As I was leaving Sarah's, she realized I didn't have any leftovers. How could I leave Thanksgiving without any rolls and turkey to make tiny turkey sandwiches on? What was I thinking?! I filled bags and tupperware with the goods and headed home. The best leftover? Extra pumpkin puree! I thought about making another pie, but went savory instead.
Maple bacon pumpkin risotto for the win (recipe curtesy of Pineapple and Coconut)!
Maple Bacon Pumpkin Risotto
4 thick slices bacon, diced
2 cups apple cider or juice (not spiced)
4 cups chicken or vegetable stock
1 1/2 cups onion
4 cloves garlic, minced
2 cups Arborio rice
1 cup dry white wine (I used Back Box's pinot)
1/4 tsp nutmeg
1/2-1 tsp salt
1/2 tsp black pepper
2 cups fresh pumpkin puree
2 Tbsp maple syrup
Italian flat leaf parsley and grate parm for garnish
In a medium saucepan, combine the stock and apple cider over low heat. Let it hang out.
In a stock pot or huge sauté pan, cook the bacon until crispy, about 10 minutes.
Remove with a slotted spoon and drain on a paper towel, leaving 2 Tbsp of the bacon fat in the pan.
Cook the onions in the bacon fat until caramelized, about 10 minutes.
Add the garlic and nutmeg.
Add in the rice and wine and stir until the wine is cooked down.
Turn up the heat on the stock to medium.
Gradually add 1/2 cup of stock to the rice, stirring until the stock has been absorbed.
Repeat until all the stock is gone.
Taste and season with salt and pepper.
Mix in the pumpkin puree and maple syrup. Add more pumpkin puree if you feel like it. More is better.
Mix in the bacon.
Serve it up and top your risotto with some parsley and parm if you so choose.
My fridge is filled with leftovers and new dishes incorporating leftovers. With each meal, I am thankful for my friends, family, and all of you unknown readers out there. Enjoy your leftovers and have an extra helping for me.
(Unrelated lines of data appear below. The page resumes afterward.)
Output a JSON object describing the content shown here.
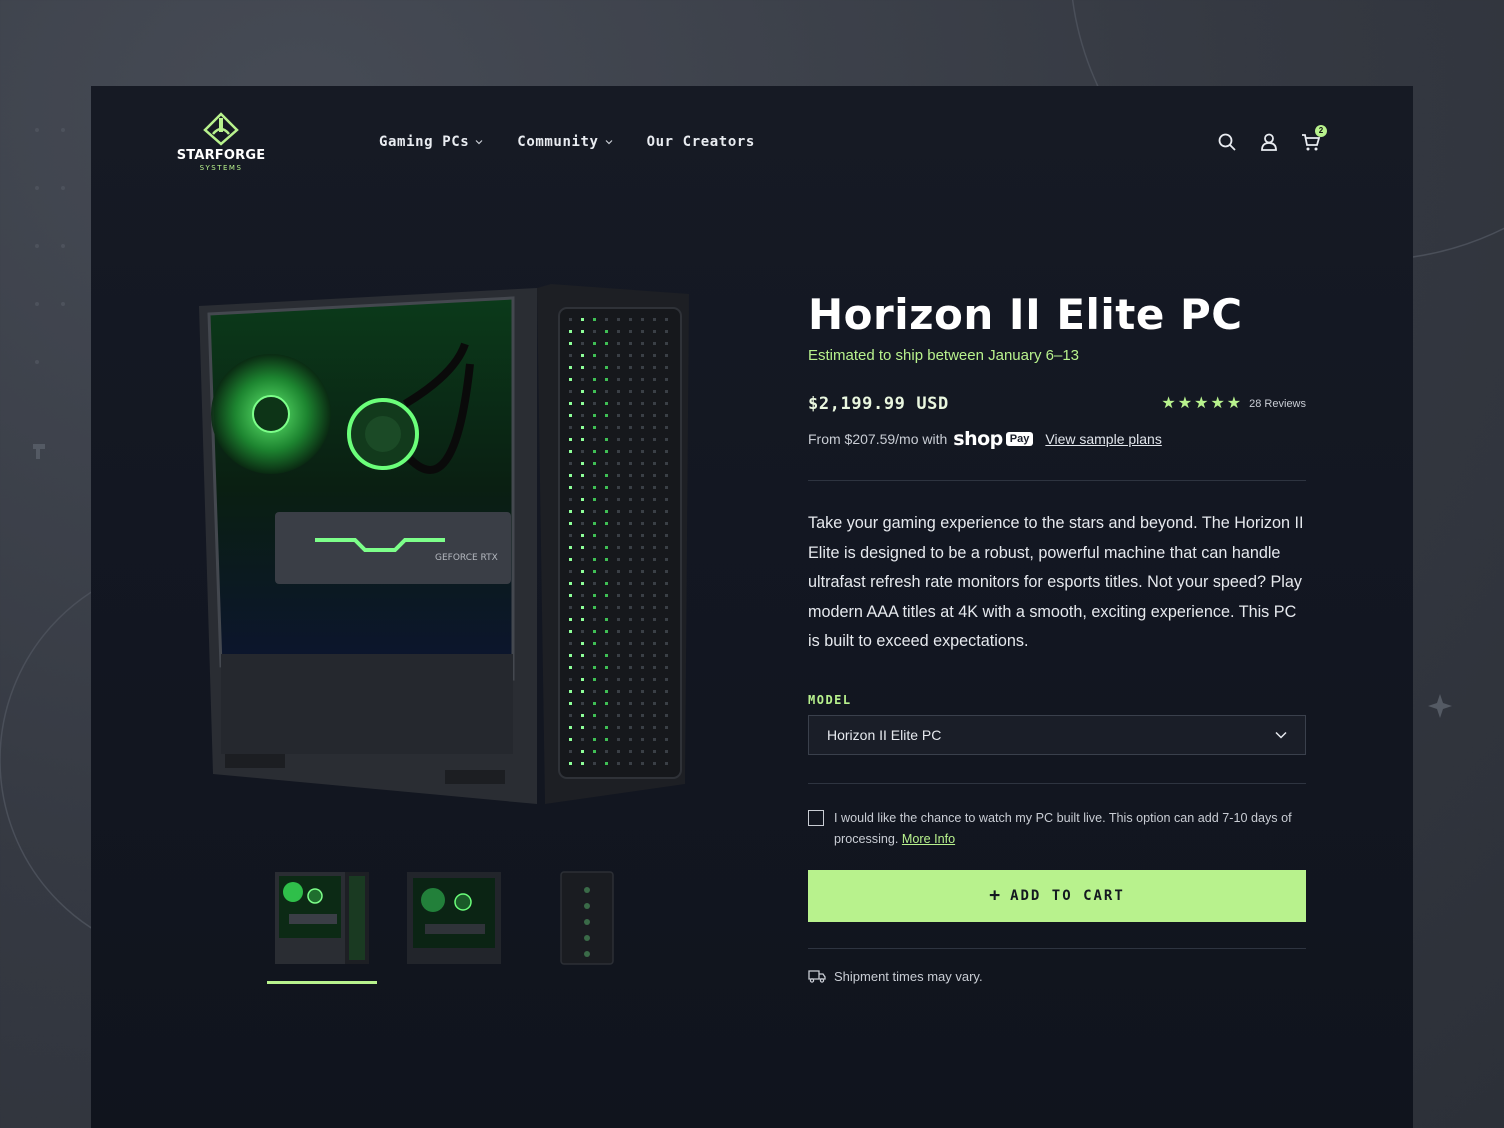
{
  "brand": {
    "name": "STARFORGE",
    "sub": "SYSTEMS"
  },
  "nav": {
    "items": [
      {
        "label": "Gaming PCs",
        "has_dropdown": true
      },
      {
        "label": "Community",
        "has_dropdown": true
      },
      {
        "label": "Our Creators",
        "has_dropdown": false
      }
    ]
  },
  "header_icons": {
    "search": "search-icon",
    "account": "user-icon",
    "cart": "cart-icon",
    "cart_count": "2"
  },
  "product": {
    "title": "Horizon II Elite PC",
    "ship_estimate": "Estimated to ship between January 6–13",
    "price": "$2,199.99 USD",
    "rating_stars": 5,
    "reviews": "28 Reviews",
    "installment_text": "From $207.59/mo with",
    "shop_word": "shop",
    "pay_word": "Pay",
    "sample_plans": "View sample plans",
    "description": "Take your gaming experience to the stars and beyond. The Horizon II Elite is designed to be a robust, powerful machine that can handle ultrafast refresh rate monitors for esports titles. Not your speed? Play modern AAA titles at 4K with a smooth, exciting experience. This PC is built to exceed expectations.",
    "model_label": "MODEL",
    "model_selected": "Horizon II Elite PC",
    "build_live_text": "I would like the chance to watch my PC built live. This option can add 7-10 days of processing.",
    "more_info": "More Info",
    "add_to_cart": "ADD TO CART",
    "shipment_note": "Shipment times may vary.",
    "gpu_label": "GEFORCE RTX"
  },
  "gallery": {
    "thumbnail_count": 3,
    "active_index": 0
  },
  "colors": {
    "accent": "#b8f28d",
    "panel": "#131722",
    "background": "#3a3e47"
  }
}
For more fun holiday photos, head over to the Type & Cakes Facebook page!